Just look at what Busola and Timi Dakolo have gone through in the past couple of weeks then you would understand the reason she and other victims hadn’t come out before now.
But we thank them.
We thank them because the snooze button is now on the disable mode and so, we are fully awake.
Last week the Director-General (DG) of the National Agency for the Prohibition of Trafficking in Persons (NAPTIP) Dame Julie Okah-Donli announced that the agency would open a national sex offender register for rapists.
Before now, only Lagos and Ekiti states have such registers.
She said that the federal government was ready to name and shame all convicted sex offenders and pedophiles in the country.
They will not only be registered their names will also be sent to embassies, offices, radio and television stations, so they will be refused visas and jobs.
With the latest clamour for a death penalty coming from the senators themselves, it won’t be long now before tougher sentences, including life imprisonment will be the wages of any rapist
We have seen other countries with similar registers and how effective it has been in protecting their citizens from vile rapists and paedopiles.
In the United Kingdom, for instance, there are approximately about 60,000 sex offenders on the list as at March, 2018.
In the US all of the 50 states and the District of Columbia have regularly updated sex offender registries.
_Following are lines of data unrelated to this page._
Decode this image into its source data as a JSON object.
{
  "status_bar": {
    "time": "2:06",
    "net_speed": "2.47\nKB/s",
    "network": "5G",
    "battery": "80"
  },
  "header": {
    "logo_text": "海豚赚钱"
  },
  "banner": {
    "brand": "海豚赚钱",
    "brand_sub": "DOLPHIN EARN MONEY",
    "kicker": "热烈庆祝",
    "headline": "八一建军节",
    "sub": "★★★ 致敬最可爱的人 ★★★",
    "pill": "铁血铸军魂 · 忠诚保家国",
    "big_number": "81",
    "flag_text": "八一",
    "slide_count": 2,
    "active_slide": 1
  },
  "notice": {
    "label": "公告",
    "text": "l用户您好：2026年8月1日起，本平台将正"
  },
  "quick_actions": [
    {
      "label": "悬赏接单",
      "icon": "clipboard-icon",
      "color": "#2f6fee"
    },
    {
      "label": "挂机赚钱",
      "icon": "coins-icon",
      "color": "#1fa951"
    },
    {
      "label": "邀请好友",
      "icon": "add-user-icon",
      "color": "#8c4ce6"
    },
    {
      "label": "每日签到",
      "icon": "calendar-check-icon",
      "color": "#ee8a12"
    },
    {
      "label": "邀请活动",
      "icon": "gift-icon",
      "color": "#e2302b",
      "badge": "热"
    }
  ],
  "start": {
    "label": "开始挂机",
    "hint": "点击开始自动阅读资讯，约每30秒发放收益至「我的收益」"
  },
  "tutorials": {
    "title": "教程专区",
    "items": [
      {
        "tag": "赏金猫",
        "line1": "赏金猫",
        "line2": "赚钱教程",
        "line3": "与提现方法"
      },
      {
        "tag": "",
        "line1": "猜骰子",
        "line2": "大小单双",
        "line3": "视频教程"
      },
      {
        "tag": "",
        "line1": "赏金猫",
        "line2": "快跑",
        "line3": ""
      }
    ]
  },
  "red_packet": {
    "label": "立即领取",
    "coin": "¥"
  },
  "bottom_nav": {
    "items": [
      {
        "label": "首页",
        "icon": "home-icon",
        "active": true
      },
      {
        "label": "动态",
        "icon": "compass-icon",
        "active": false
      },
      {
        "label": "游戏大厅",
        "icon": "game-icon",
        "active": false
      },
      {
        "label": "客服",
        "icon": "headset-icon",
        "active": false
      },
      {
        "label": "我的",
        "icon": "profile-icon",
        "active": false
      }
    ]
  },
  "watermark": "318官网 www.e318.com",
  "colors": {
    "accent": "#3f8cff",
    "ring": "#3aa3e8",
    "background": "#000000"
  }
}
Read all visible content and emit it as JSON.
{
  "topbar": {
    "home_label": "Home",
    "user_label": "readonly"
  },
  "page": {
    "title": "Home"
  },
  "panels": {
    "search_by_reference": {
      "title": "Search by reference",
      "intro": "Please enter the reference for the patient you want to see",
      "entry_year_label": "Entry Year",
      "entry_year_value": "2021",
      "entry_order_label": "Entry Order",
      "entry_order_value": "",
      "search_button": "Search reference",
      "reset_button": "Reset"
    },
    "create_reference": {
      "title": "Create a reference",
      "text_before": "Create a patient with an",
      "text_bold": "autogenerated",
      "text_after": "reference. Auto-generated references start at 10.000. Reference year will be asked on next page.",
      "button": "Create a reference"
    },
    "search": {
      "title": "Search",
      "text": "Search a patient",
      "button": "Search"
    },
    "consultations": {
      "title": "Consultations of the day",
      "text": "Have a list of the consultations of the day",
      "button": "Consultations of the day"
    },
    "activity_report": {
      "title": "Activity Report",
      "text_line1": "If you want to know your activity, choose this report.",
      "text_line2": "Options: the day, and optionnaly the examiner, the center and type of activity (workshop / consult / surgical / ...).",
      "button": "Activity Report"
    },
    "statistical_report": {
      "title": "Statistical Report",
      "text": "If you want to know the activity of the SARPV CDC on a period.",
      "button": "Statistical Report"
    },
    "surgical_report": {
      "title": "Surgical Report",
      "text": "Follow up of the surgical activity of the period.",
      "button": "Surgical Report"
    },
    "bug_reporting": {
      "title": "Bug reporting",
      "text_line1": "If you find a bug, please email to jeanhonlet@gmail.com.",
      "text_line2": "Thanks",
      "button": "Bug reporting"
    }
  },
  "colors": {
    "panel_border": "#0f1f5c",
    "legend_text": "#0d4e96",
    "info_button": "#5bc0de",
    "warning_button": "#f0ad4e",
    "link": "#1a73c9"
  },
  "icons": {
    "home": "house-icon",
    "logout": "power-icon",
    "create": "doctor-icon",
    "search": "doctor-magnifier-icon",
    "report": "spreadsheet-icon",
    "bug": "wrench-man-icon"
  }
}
Unlike in other countries with sex offender registries, in the US the registers are all open to the public who can view them online.
As at 2016 there were 859,500 registered sex offenders in in the US sex offender registries.
I know it won’t be such a robust register because we hardly convict rapists in the part of world.
This is because we either shame the victims to an eternal silence, beg them and their families to forgive or allow our law enforcement agents bungle the cases.
Nonetheless, it’s a good start..
My guess is that when victims see that continuously, sex offenders are punished, they will be more comfortable to come and name their molesters.
Yet another development that can bring comfort to victims of sexual violence in the country is that even our ordinarily tepid senators have also declared total war on rapists and pedophiles.
With the latest clamour for a death penalty coming from the senators themselves, it won’t be long now before tougher sentences, including life imprisonment will be the wages of any rapist.
We know it may never get to the death penalty (Which I don’t support, anyway), locking them away for life would ensure they never harm another human being, in this gruesome manner, ever again.
Let’s just say that finally, for every rapist lurking around the corner somewhere in this country and waiting to pounce on one vulnerable girl or woman; it’s game on!
Just this Monday, Baobab for Women’s Human Rights began its Name and Shame Campaign against rapists.
The Executive director of the NGO, Mrs. Bunmi Dipo-Salami, who spoke to The Interview, said, “We hope that at the end of this social media campaign, more sexually abused women and girls would have the courage to speak up and name their abusers and seek the justice they deserve.”
The campaign which has seen the organisation publish photos of nine rapists every day for naming and shaming, will, without doubt, go a long way in sending the right message home.
That this country, its people and cultures can no longer accommodate those who sexually violate others in order to satisfy their own urges.
That never again shall we hide under religion, family and culture and allow rapists roam freely and continue to wreak havoc among us.
Shall we then say that our women and girls are now safe?
Indeed it’s a long road to that safe place but many now determined to walk it.
However, let’s just say that finally, for every rapist lurking around the corner somewhere in this country and waiting to pounce on one vulnerable girl or woman; it’s game on!